It’s a meeting long overdue but certain to come up short. This week the provincial, territorial and federal ministers of health are meeting to renegotiate the Health Accord, which expired in March 2014. In addition to discussing the historic federal-provincial funding model, the meetings will revisit the blueprint for digital health networks — how hospitals, doctors, clinics and other medical systems talk to one another and share information. The key element missing from the elaborate organograms they will discuss, however, is the very reason the system exists: the patient.
These days, nearly every health organization in Canada has talking points about patient engagement and empowerment. But for the most part it’s just talk. It’s time to put the e-patient into e-health planning — not just because it’s the right thing to do, but also because citizens are doing it anyway.
In the era of social media and wearable tech, the amount and quality of health information people can collect on their mobile devices is so vast — whether it’s family history, symptoms, biometric data, or food and drug intake — experts have taken to calling it “big data” or the “quantified self.” Yet, so little of it is gathered, digitized and shared that it is fair to say that Canada is in the Bronze Age of patient empowerment.
Take the simple task of a family doctor in Canada sharing a patient’s X-ray with a specialist (let alone with the actual patient). A recent Commonwealth Fund survey found that only 14 per cent of Canadian doctors reported having the ability to share test results with doctors outside their practice. That puts Canada dead last behind the 10 other developed countries surveyed. This lag cannot be attributed to a want of entrepreneurship in the sector.
The last few years have brought about several made-in-Canada digital health solutions that put patients at the helm of their own health, innovations that, until a few years ago, were in the realm of science fiction. Toronto-based GeneYouIn, for example, provides self-administered genetic tests that enable patients to have an evidence-based dialogue with their pharmacist or physician, with the aim of better personalizing their prescriptions.
In The Patient Will See You Now, cardiologist Dr. Eric Topol explores how smartphones, tablets and other bits of technology — think of Fitbit, glucose monitors, smart thermometers, etc. — are combining with big and small data to democratize self-management in health care in the same way personal computers unleashed information technology to the masses two decades ago.
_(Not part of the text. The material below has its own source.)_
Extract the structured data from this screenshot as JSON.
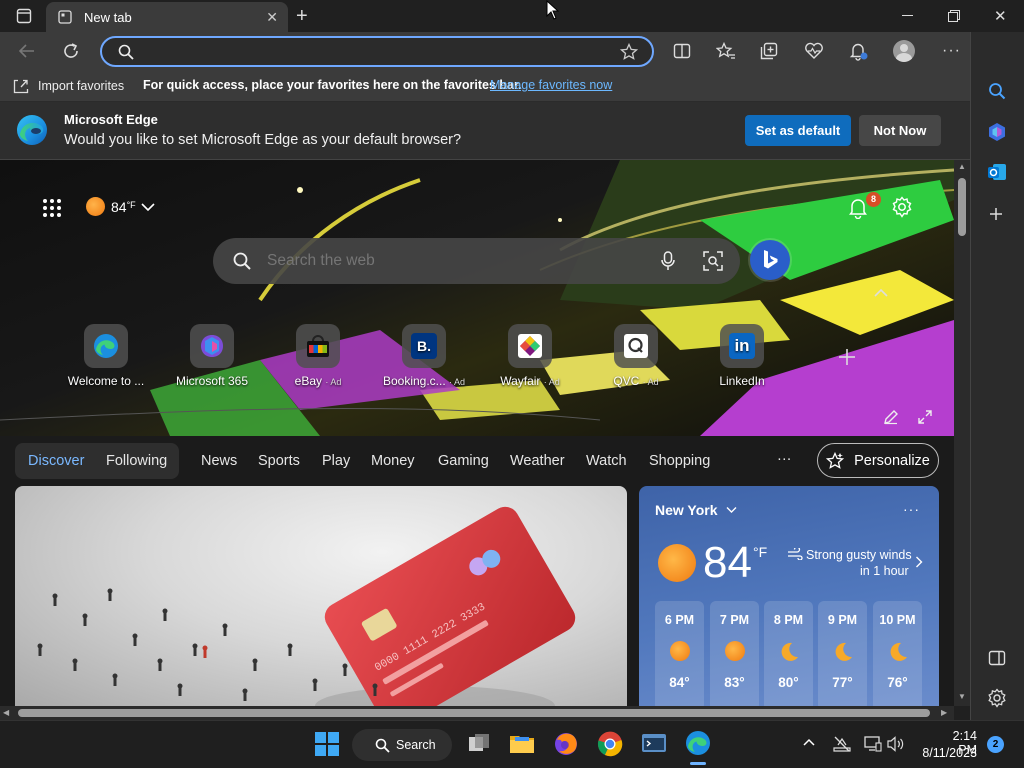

In the U.S., 500,000 veterans can now simply visit a website and, with a mouse click, download their own health records from a system called the Blue Button and share it with anyone from personal trainers to care providers. According to the White House, 150 million Americans “have the promise” to use the Blue Button to access their own medical data.
In Canada, on the other hand, we continue to lag behind, with a few notable exceptions. In Ontario, for example, MaRS is currently developing a gateway to enable citizens to access and control their own electronic health data — information that has historically been accessible only to the formal health care system — and share it with their doctor, hospital, mom or app provider. MyHealth is based on the same foundation of consumer access to health data that underpins the Blue Button in the U.S., as well as other similar initiatives in the Netherlands and the United Kingdom.
Last year, the final report of the Advisory Panel on Healthcare Innovation, led by former University of Toronto president David Naylor, said “Canada’s progress in rolling out consumer health technologies to all patients has been slow,” save for some institutional initiatives such as Sunnybrook Hospital’s MyChart, McMaster University’s Personal Health Record and other advances from the provinces themselves. Naylor cited surveys suggesting that “while 80 per cent of Canadians would like access to their health information online … only four per cent of Canadians currently had such access.”
At this week’s meeting, the timing is ripe for our policy-makers to reinvent our health care system through a different lens — one that recognizes that patients are no longer mere passive recipients of health services, hoping for the best treatment option suggested by their all-knowing health providers. Canadian citizens, too, must be able to manage their health destiny to become controlling partners of their own health information. It’s already happened in the financial sector. Health is the next frontier.
– Dr. Zayna Khayat is senior adviser, Health System Innovation, at MaRS and director of MaRS EXCITE